Search the entries for the word "bosku". Copy every line that holds it.

*Records for this exercise:*
'''

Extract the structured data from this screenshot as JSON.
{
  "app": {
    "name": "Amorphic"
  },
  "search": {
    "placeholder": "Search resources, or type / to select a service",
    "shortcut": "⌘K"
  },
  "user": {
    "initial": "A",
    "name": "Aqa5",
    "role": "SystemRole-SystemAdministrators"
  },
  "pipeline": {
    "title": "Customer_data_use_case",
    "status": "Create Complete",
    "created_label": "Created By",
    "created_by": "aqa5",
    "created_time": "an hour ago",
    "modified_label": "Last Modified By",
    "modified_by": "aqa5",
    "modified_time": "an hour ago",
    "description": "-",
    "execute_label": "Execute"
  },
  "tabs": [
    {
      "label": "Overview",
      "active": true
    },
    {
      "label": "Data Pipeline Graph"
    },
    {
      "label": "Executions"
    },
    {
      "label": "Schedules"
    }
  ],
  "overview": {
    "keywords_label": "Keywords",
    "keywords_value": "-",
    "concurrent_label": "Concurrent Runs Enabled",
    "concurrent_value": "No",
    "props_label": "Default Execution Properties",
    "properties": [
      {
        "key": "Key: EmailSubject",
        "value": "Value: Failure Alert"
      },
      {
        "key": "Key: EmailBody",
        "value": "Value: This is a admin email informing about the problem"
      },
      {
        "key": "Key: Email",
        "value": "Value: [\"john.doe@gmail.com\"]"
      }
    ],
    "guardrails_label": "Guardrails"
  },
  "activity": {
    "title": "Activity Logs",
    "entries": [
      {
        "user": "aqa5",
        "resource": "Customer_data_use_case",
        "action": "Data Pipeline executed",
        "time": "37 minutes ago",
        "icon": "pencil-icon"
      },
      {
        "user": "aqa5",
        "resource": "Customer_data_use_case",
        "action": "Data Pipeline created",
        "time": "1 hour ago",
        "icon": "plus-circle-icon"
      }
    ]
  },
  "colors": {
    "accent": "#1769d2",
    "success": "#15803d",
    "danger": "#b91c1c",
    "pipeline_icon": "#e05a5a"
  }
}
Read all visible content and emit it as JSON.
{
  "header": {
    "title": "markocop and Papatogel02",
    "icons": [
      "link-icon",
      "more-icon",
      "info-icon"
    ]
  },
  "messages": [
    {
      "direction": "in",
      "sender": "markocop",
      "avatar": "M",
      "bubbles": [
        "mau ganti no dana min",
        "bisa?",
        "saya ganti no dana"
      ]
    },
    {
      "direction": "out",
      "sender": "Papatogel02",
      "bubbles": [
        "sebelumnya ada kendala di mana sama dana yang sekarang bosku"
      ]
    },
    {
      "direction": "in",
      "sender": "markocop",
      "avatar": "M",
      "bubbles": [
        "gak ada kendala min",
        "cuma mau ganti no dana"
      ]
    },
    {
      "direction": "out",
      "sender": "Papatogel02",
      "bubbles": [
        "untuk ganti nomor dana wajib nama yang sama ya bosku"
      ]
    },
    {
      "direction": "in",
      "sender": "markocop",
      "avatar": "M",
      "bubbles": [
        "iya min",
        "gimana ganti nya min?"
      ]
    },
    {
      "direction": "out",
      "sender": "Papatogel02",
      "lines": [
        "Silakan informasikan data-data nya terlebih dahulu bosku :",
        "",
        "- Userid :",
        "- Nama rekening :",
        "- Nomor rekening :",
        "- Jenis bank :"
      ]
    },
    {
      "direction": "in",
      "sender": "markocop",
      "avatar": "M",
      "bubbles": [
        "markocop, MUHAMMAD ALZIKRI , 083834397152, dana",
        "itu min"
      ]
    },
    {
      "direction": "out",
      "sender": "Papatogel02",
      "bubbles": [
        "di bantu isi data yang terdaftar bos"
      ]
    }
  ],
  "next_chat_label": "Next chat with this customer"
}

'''

*Finished exercise:*
        "sebelumnya ada kendala di mana sama dana yang sekarang bosku"
        "untuk ganti nomor dana wajib nama yang sama ya bosku"
        "Silakan informasikan data-data nya terlebih dahulu bosku :",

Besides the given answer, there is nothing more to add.